#### Exercise directions
Produce a verbatim copy of the entries listed below.
(Material for the task)
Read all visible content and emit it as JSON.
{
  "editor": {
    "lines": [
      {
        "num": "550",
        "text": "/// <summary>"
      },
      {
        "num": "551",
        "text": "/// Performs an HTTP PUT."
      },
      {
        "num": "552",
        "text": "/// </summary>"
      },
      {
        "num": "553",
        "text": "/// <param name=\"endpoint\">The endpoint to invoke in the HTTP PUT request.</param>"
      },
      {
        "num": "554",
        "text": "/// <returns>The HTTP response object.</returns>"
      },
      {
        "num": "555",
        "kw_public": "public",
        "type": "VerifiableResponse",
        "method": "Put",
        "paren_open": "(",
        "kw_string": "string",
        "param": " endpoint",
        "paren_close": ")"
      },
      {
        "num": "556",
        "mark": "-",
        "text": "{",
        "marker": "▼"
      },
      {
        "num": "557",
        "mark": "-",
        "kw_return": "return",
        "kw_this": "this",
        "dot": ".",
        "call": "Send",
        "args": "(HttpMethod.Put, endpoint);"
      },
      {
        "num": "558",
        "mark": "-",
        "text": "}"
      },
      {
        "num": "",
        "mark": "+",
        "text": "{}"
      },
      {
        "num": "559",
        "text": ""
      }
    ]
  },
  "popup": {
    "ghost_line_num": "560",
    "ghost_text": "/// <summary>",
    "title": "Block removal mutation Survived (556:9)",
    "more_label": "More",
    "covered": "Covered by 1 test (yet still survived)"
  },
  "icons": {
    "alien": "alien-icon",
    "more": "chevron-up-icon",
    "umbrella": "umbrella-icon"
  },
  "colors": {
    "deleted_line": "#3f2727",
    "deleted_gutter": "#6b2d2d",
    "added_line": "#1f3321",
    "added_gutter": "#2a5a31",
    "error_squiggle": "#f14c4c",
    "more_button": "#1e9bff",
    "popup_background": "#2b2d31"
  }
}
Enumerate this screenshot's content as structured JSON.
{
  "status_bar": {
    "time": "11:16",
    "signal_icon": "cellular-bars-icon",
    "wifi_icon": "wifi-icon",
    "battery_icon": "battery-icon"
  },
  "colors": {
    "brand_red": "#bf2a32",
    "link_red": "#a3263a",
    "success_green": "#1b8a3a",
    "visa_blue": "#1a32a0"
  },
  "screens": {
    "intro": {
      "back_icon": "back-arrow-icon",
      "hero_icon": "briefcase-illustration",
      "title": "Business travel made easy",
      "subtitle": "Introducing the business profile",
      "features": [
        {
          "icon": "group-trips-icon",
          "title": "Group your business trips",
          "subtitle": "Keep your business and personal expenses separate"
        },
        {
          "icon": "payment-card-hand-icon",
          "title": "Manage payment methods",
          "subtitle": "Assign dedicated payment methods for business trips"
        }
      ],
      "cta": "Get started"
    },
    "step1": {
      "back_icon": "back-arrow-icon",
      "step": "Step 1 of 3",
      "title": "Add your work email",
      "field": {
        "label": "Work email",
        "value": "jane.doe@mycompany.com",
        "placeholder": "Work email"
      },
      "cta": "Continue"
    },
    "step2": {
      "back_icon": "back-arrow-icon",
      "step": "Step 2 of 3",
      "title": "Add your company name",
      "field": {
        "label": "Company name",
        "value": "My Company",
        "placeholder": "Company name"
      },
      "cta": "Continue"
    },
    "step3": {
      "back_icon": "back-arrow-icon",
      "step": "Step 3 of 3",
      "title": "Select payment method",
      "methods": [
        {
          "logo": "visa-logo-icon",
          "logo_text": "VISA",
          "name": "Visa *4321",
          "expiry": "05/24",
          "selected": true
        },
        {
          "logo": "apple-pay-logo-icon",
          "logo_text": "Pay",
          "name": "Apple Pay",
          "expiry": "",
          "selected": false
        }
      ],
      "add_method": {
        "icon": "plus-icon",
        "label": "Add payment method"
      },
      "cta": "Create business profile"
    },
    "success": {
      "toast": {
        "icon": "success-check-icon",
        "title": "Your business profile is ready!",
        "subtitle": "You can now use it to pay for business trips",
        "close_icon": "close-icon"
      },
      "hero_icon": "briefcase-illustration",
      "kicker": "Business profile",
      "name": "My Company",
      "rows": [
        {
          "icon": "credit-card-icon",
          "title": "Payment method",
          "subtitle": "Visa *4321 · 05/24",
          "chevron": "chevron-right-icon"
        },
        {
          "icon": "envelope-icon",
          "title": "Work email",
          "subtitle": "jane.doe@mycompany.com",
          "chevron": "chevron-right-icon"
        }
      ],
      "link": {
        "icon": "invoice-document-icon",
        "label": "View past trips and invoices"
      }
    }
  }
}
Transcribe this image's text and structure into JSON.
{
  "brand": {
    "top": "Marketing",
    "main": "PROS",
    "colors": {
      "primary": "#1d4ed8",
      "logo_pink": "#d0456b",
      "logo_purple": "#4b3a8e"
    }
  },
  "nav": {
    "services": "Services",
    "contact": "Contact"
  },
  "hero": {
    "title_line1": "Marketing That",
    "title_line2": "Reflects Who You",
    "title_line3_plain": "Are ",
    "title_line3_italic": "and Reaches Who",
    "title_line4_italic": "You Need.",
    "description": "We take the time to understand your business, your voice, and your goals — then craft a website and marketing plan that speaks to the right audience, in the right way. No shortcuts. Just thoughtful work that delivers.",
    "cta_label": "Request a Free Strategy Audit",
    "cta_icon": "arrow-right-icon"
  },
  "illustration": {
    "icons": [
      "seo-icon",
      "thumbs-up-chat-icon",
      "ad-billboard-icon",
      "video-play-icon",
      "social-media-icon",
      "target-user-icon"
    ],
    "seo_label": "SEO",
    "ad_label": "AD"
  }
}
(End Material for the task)
#### Solution
Read all visible content and emit it as JSON.
{
  "editor": {
    "lines": [
      {
        "num": "550",
        "text": "/// <summary>"
      },
      {
        "num": "551",
        "text": "/// Performs an HTTP PUT."
      },
      {
        "num": "552",
        "text": "/// </summary>"
      },
      {
        "num": "553",
        "text": "/// <param name=\"endpoint\">The endpoint to invoke in the HTTP PUT request.</param>"
      },
      {
        "num": "554",
        "text": "/// <returns>The HTTP response object.</returns>"
      },
      {
        "num": "555",
        "kw_public": "public",
        "type": "VerifiableResponse",
        "method": "Put",
        "paren_open": "(",
        "kw_string": "string",
        "param": " endpoint",
        "paren_close": ")"
      },
      {
        "num": "556",
        "mark": "-",
        "text": "{",
        "marker": "▼"
      },
      {
        "num": "557",
        "mark": "-",
        "kw_return": "return",
        "kw_this": "this",
        "dot": ".",
        "call": "Send",
        "args": "(HttpMethod.Put, endpoint);"
      },
      {
        "num": "558",
        "mark": "-",
        "text": "}"
      },
      {
        "num": "",
        "mark": "+",
        "text": "{}"
      },
      {
        "num": "559",
        "text": ""
      }
    ]
  },
  "popup": {
    "ghost_line_num": "560",
    "ghost_text": "/// <summary>",
    "title": "Block removal mutation Survived (556:9)",
    "more_label": "More",
    "covered": "Covered by 1 test (yet still survived)"
  },
  "icons": {
    "alien": "alien-icon",
    "more": "chevron-up-icon",
    "umbrella": "umbrella-icon"
  },
  "colors": {
    "deleted_line": "#3f2727",
    "deleted_gutter": "#6b2d2d",
    "added_line": "#1f3321",
    "added_gutter": "#2a5a31",
    "error_squiggle": "#f14c4c",
    "more_button": "#1e9bff",
    "popup_background": "#2b2d31"
  }
}
Enumerate this screenshot's content as structured JSON.
{
  "status_bar": {
    "time": "11:16",
    "signal_icon": "cellular-bars-icon",
    "wifi_icon": "wifi-icon",
    "battery_icon": "battery-icon"
  },
  "colors": {
    "brand_red": "#bf2a32",
    "link_red": "#a3263a",
    "success_green": "#1b8a3a",
    "visa_blue": "#1a32a0"
  },
  "screens": {
    "intro": {
      "back_icon": "back-arrow-icon",
      "hero_icon": "briefcase-illustration",
      "title": "Business travel made easy",
      "subtitle": "Introducing the business profile",
      "features": [
        {
          "icon": "group-trips-icon",
          "title": "Group your business trips",
          "subtitle": "Keep your business and personal expenses separate"
        },
        {
          "icon": "payment-card-hand-icon",
          "title": "Manage payment methods",
          "subtitle": "Assign dedicated payment methods for business trips"
        }
      ],
      "cta": "Get started"
    },
    "step1": {
      "back_icon": "back-arrow-icon",
      "step": "Step 1 of 3",
      "title": "Add your work email",
      "field": {
        "label": "Work email",
        "value": "jane.doe@mycompany.com",
        "placeholder": "Work email"
      },
      "cta": "Continue"
    },
    "step2": {
      "back_icon": "back-arrow-icon",
      "step": "Step 2 of 3",
      "title": "Add your company name",
      "field": {
        "label": "Company name",
        "value": "My Company",
        "placeholder": "Company name"
      },
      "cta": "Continue"
    },
    "step3": {
      "back_icon": "back-arrow-icon",
      "step": "Step 3 of 3",
      "title": "Select payment method",
      "methods": [
        {
          "logo": "visa-logo-icon",
          "logo_text": "VISA",
          "name": "Visa *4321",
          "expiry": "05/24",
          "selected": true
        },
        {
          "logo": "apple-pay-logo-icon",
          "logo_text": "Pay",
          "name": "Apple Pay",
          "expiry": "",
          "selected": false
        }
      ],
      "add_method": {
        "icon": "plus-icon",
        "label": "Add payment method"
      },
      "cta": "Create business profile"
    },
    "success": {
      "toast": {
        "icon": "success-check-icon",
        "title": "Your business profile is ready!",
        "subtitle": "You can now use it to pay for business trips",
        "close_icon": "close-icon"
      },
      "hero_icon": "briefcase-illustration",
      "kicker": "Business profile",
      "name": "My Company",
      "rows": [
        {
          "icon": "credit-card-icon",
          "title": "Payment method",
          "subtitle": "Visa *4321 · 05/24",
          "chevron": "chevron-right-icon"
        },
        {
          "icon": "envelope-icon",
          "title": "Work email",
          "subtitle": "jane.doe@mycompany.com",
          "chevron": "chevron-right-icon"
        }
      ],
      "link": {
        "icon": "invoice-document-icon",
        "label": "View past trips and invoices"
      }
    }
  }
}
Transcribe this image's text and structure into JSON.
{
  "brand": {
    "top": "Marketing",
    "main": "PROS",
    "colors": {
      "primary": "#1d4ed8",
      "logo_pink": "#d0456b",
      "logo_purple": "#4b3a8e"
    }
  },
  "nav": {
    "services": "Services",
    "contact": "Contact"
  },
  "hero": {
    "title_line1": "Marketing That",
    "title_line2": "Reflects Who You",
    "title_line3_plain": "Are ",
    "title_line3_italic": "and Reaches Who",
    "title_line4_italic": "You Need.",
    "description": "We take the time to understand your business, your voice, and your goals — then craft a website and marketing plan that speaks to the right audience, in the right way. No shortcuts. Just thoughtful work that delivers.",
    "cta_label": "Request a Free Strategy Audit",
    "cta_icon": "arrow-right-icon"
  },
  "illustration": {
    "icons": [
      "seo-icon",
      "thumbs-up-chat-icon",
      "ad-billboard-icon",
      "video-play-icon",
      "social-media-icon",
      "target-user-icon"
    ],
    "seo_label": "SEO",
    "ad_label": "AD"
  }
}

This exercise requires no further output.